Jesus has the wisdom in speaking that his adversaries will be powerless to resist or refuse.
The Pharisees love it when people recognize their wisdom and call them teachers. And they are wise, undoubtedly, as the tricky question they address to Jesus through theirs messengers shows.
The compromising question puts Jesus between a rock and a hard place. If he answers no, he gets into trouble with the Roman authority. And to say yes is to declare oneself an enemy of the Jewish people, a collaborator of oppressive invaders.
But it turns out that the wisdom of the Pharisees is that of the wise men who get caught in their own craftiness. Jesus avoids the dilemma and rebukes besides those who test him for their hypocrisy.
They are hypocrites because, first, they come as friends but are actually enemies. Secondly, they pretend to seek the opinion of Jesus when, in fact, they have already made up their minds.
And their decision has been not to let their possession and use of the census tax coin bother them. That is because they quickly hand Jesus the coin. And it has the image of Caesar and the inscription that proclaims him divine. So, even more hypocritical do they turn up, since they make the law of Moses conform to the Roman world. Would such accommodation not compromise them? Surely, they need to give back to Caesar what belongs to Caesar.
Jesus’ commitment is to God, to the kingdom of God and his righteousness.
Since he is a Jew, Jesus upholds that “the earth is the Lord’s and all it holds.” There is then no political domain that lies outside the power of God. That is why there cannot be an absolute separation between the spiritual and temporal powers. Both Cyrus and Caesar must yield to God. That is to say, what is of utmost importance is the kingdom of God and his righteousness.
And since the kingdom of God belongs to the poor, it is not surprising that Jesus’ commitment is to the poor also. After all, they carry more than anyone else the unjust and unbearable Roman yoke.
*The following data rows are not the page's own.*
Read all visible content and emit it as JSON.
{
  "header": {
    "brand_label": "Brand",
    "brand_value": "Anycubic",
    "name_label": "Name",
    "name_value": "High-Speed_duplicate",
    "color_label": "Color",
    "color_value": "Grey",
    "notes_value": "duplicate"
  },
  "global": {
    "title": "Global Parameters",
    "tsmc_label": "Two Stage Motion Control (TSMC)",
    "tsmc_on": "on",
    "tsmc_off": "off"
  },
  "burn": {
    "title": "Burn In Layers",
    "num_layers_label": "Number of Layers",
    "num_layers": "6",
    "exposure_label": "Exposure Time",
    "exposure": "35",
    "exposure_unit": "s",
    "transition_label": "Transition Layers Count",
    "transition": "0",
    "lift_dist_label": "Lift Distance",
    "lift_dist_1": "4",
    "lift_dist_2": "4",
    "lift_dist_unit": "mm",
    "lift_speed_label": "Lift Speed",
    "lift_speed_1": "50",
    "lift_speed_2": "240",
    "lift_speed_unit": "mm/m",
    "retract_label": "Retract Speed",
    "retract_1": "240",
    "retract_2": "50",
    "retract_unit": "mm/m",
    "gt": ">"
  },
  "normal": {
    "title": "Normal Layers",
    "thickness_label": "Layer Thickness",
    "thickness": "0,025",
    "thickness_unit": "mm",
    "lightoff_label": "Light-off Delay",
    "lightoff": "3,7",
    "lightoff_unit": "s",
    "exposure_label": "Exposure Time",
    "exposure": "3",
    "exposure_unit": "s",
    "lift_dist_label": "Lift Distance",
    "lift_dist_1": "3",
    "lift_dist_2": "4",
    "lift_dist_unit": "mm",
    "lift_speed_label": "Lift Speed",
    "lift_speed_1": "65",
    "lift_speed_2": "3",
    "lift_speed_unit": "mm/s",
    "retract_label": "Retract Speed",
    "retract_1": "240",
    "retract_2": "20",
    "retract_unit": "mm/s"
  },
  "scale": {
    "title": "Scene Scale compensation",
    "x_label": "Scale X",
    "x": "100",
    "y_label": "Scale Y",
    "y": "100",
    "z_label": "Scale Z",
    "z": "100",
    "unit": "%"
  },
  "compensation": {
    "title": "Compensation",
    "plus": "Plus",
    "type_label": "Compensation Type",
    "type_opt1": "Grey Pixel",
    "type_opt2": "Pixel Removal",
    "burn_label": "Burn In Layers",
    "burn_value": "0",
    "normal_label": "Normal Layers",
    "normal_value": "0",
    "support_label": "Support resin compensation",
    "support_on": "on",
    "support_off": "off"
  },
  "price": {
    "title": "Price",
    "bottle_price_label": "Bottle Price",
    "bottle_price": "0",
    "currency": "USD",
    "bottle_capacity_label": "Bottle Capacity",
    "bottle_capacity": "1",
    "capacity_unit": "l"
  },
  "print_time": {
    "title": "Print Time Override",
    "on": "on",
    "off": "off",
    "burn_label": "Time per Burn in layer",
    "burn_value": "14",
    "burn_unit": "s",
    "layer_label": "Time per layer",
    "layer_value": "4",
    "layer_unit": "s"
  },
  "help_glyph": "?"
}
So, then, by being in solidarity with the powerless, Jesus proclaims them dear to him. The poor do not belong to any worldly sovereign; rather, they belong to God. And Jesus frees them from the clutches of those who sell them for a pair of sandals.
And such foolishness on Jesus’ part turns into wisdom. Because of it, they fall into their own clever traps those who exchange their glorious God for the image of Caesar. It goes without saying that our wisdom lies in our recognizing with much spiritual conviction that “poor persons are our portion” (SV.EN XII:4).
Lord Jesus, give us new wisdom as we eat from the table of your bread and word.
22 October 2017
29th Sunday in O.T. (A)
Is 45, 1. 4-6; 1 Thes 1, 1-5b; Mt 22, 15-21